Second, Jack argued that we should avoid the term “Physical Church-Turing thesis”, because what goes under that name has nothing to do with what Church and Turing were talking about. They were talking about what may be computed by human beings, and nothing more.
On this second point, Jack is in agreement with Robin Gandy, who was a student of Turing’s, and Wilfried Sieg, a distinguished historian and philosopher of computation. To support his view, Jack quoted a well known passage by Wittgenstein, according to which “Turing machines are humans who calculate”, and then proceeded to say that Turing made the same point when he said that humans who calculate are Turing machines (or something close).

Now, I do not have time to get into an extensive exegetical dispute with Jack and his allies. I have published a paper that bears on this and I hope to write more someday. But I will make a simple observation about the evidence given by Jack. First, there is no reason to believe that Wittgenstein is a reliable interpreter of Turing’s. The two disagreed on the philosophy of mathematics, as shown by their dialogue recorded in Wittgenstein’s Lectures on the Foundations of Mathematics. Second, there is a significant difference between saying that Turing machines are humans who calculate (which leaves open whether all humans who calculate, or only some, are Turing machines) and saying that humans who calculate are Turing machines (which leaves open whether all Turing machines, or only some, are humans who calculate). In other words, Turing’s statement is consistent with there being physical mechanisms that are Turing machines.

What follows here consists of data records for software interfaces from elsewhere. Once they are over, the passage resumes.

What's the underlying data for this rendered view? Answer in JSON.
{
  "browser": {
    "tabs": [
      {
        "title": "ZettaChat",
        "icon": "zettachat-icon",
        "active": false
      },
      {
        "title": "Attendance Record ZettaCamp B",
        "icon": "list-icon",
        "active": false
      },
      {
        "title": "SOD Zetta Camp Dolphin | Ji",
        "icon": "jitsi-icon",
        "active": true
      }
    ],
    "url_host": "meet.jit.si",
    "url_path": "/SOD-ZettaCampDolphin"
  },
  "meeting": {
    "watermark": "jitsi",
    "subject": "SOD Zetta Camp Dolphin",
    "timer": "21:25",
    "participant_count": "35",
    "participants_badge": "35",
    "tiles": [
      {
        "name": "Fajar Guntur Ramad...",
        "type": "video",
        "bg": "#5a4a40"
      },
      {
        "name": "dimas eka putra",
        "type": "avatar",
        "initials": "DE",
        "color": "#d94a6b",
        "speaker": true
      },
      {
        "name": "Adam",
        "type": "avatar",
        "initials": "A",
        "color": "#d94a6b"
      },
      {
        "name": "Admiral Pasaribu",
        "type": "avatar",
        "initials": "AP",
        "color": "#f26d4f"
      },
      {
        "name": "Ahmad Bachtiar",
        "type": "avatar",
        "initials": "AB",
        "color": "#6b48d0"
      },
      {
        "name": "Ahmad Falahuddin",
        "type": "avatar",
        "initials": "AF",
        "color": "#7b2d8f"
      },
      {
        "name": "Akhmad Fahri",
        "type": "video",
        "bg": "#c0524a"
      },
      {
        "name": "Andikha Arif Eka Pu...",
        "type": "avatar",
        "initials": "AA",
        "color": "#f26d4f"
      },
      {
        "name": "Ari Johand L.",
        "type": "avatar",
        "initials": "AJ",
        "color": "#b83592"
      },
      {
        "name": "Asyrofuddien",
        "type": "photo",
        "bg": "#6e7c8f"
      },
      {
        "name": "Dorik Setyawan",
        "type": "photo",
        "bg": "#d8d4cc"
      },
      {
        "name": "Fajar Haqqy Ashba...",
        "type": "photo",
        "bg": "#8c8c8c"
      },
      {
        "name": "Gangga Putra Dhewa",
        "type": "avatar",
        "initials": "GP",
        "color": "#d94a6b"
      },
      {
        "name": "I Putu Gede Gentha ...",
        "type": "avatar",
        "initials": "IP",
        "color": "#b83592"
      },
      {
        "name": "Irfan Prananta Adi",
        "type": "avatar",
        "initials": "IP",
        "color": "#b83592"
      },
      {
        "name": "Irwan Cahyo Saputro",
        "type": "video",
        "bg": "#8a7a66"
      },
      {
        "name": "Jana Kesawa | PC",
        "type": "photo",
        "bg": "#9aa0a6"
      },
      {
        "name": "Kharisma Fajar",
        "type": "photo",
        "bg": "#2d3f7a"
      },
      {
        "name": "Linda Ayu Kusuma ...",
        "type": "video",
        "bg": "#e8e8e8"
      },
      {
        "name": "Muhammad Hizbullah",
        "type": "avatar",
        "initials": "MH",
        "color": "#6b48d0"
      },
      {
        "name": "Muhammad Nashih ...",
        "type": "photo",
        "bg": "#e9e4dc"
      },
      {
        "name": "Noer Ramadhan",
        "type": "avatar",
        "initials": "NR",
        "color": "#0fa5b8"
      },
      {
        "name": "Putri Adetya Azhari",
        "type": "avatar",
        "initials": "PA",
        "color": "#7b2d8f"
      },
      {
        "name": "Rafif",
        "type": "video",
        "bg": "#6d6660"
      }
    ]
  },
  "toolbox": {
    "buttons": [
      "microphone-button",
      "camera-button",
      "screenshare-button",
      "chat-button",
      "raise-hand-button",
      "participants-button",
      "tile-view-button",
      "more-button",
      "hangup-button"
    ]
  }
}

Fortunately for me, during the discussion Selmer Bringsjord, who is currently writing a paper on CT, took my side on the second point. He made the following observation. In computability theory textbooks, there are discussions of CT. Typically, these discussions do not restrict CT to what humans can compute. Instead, they assume that CT covers both humans and physical mechanisms. Are we to maintain that computer scientists and computability theorists are generally confused about their subject matter? Given Jack’s (and Gandy and Sieg’s) view, they are. Needless to say, I agree with Selmer that this is not plausible.